__Aim of the task__: Nothing but the data itself, reproduced exactly, is the expected answer.

__Record excerpts__:

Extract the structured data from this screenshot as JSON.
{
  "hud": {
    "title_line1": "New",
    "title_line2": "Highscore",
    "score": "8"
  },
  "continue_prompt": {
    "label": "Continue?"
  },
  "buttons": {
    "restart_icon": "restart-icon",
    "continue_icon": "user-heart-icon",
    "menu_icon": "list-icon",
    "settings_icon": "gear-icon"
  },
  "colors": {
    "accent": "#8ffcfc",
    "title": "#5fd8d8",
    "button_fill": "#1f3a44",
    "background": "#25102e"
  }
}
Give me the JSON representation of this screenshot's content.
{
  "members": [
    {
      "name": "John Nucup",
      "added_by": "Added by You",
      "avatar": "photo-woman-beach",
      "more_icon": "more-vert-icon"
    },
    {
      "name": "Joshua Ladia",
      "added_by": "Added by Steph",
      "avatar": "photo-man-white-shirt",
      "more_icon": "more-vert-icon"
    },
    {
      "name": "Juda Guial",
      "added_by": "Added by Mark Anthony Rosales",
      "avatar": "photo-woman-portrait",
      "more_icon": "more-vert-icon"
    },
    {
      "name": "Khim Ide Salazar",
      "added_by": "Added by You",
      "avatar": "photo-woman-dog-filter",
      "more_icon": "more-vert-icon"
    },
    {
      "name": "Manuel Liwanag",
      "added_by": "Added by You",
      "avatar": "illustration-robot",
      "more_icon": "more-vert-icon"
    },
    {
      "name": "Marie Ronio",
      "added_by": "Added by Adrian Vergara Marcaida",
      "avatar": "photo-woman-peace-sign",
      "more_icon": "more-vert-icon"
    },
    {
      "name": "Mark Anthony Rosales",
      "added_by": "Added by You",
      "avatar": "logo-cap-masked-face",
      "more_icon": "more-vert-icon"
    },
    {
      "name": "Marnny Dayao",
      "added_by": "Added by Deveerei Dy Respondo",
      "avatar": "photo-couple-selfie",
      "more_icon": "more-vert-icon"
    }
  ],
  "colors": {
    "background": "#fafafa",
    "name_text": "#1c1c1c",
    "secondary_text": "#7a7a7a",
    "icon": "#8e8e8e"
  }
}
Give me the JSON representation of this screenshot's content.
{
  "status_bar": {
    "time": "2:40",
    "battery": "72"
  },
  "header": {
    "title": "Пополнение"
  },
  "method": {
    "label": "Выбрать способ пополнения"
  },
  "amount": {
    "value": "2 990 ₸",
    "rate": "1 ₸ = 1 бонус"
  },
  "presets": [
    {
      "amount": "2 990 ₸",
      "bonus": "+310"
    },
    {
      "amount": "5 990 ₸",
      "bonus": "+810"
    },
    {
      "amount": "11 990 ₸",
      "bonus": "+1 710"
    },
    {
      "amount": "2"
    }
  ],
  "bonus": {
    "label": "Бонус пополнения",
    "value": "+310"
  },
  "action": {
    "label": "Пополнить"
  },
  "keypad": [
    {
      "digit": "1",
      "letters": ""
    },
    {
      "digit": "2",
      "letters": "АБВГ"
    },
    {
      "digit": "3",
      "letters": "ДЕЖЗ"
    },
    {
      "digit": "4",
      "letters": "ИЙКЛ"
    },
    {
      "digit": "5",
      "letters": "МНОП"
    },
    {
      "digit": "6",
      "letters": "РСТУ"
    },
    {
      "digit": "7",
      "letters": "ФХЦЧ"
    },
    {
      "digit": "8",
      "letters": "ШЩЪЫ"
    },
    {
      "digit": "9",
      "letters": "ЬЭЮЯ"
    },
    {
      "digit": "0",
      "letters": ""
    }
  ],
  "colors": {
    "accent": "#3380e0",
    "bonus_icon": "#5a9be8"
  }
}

__Response__:
Extract the structured data from this screenshot as JSON.
{
  "hud": {
    "title_line1": "New",
    "title_line2": "Highscore",
    "score": "8"
  },
  "continue_prompt": {
    "label": "Continue?"
  },
  "buttons": {
    "restart_icon": "restart-icon",
    "continue_icon": "user-heart-icon",
    "menu_icon": "list-icon",
    "settings_icon": "gear-icon"
  },
  "colors": {
    "accent": "#8ffcfc",
    "title": "#5fd8d8",
    "button_fill": "#1f3a44",
    "background": "#25102e"
  }
}
Give me the JSON representation of this screenshot's content.
{
  "members": [
    {
      "name": "John Nucup",
      "added_by": "Added by You",
      "avatar": "photo-woman-beach",
      "more_icon": "more-vert-icon"
    },
    {
      "name": "Joshua Ladia",
      "added_by": "Added by Steph",
      "avatar": "photo-man-white-shirt",
      "more_icon": "more-vert-icon"
    },
    {
      "name": "Juda Guial",
      "added_by": "Added by Mark Anthony Rosales",
      "avatar": "photo-woman-portrait",
      "more_icon": "more-vert-icon"
    },
    {
      "name": "Khim Ide Salazar",
      "added_by": "Added by You",
      "avatar": "photo-woman-dog-filter",
      "more_icon": "more-vert-icon"
    },
    {
      "name": "Manuel Liwanag",
      "added_by": "Added by You",
      "avatar": "illustration-robot",
      "more_icon": "more-vert-icon"
    },
    {
      "name": "Marie Ronio",
      "added_by": "Added by Adrian Vergara Marcaida",
      "avatar": "photo-woman-peace-sign",
      "more_icon": "more-vert-icon"
    },
    {
      "name": "Mark Anthony Rosales",
      "added_by": "Added by You",
      "avatar": "logo-cap-masked-face",
      "more_icon": "more-vert-icon"
    },
    {
      "name": "Marnny Dayao",
      "added_by": "Added by Deveerei Dy Respondo",
      "avatar": "photo-couple-selfie",
      "more_icon": "more-vert-icon"
    }
  ],
  "colors": {
    "background": "#fafafa",
    "name_text": "#1c1c1c",
    "secondary_text": "#7a7a7a",
    "icon": "#8e8e8e"
  }
}
Give me the JSON representation of this screenshot's content.
{
  "status_bar": {
    "time": "2:40",
    "battery": "72"
  },
  "header": {
    "title": "Пополнение"
  },
  "method": {
    "label": "Выбрать способ пополнения"
  },
  "amount": {
    "value": "2 990 ₸",
    "rate": "1 ₸ = 1 бонус"
  },
  "presets": [
    {
      "amount": "2 990 ₸",
      "bonus": "+310"
    },
    {
      "amount": "5 990 ₸",
      "bonus": "+810"
    },
    {
      "amount": "11 990 ₸",
      "bonus": "+1 710"
    },
    {
      "amount": "2"
    }
  ],
  "bonus": {
    "label": "Бонус пополнения",
    "value": "+310"
  },
  "action": {
    "label": "Пополнить"
  },
  "keypad": [
    {
      "digit": "1",
      "letters": ""
    },
    {
      "digit": "2",
      "letters": "АБВГ"
    },
    {
      "digit": "3",
      "letters": "ДЕЖЗ"
    },
    {
      "digit": "4",
      "letters": "ИЙКЛ"
    },
    {
      "digit": "5",
      "letters": "МНОП"
    },
    {
      "digit": "6",
      "letters": "РСТУ"
    },
    {
      "digit": "7",
      "letters": "ФХЦЧ"
    },
    {
      "digit": "8",
      "letters": "ШЩЪЫ"
    },
    {
      "digit": "9",
      "letters": "ЬЭЮЯ"
    },
    {
      "digit": "0",
      "letters": ""
    }
  ],
  "colors": {
    "accent": "#3380e0",
    "bonus_icon": "#5a9be8"
  }
}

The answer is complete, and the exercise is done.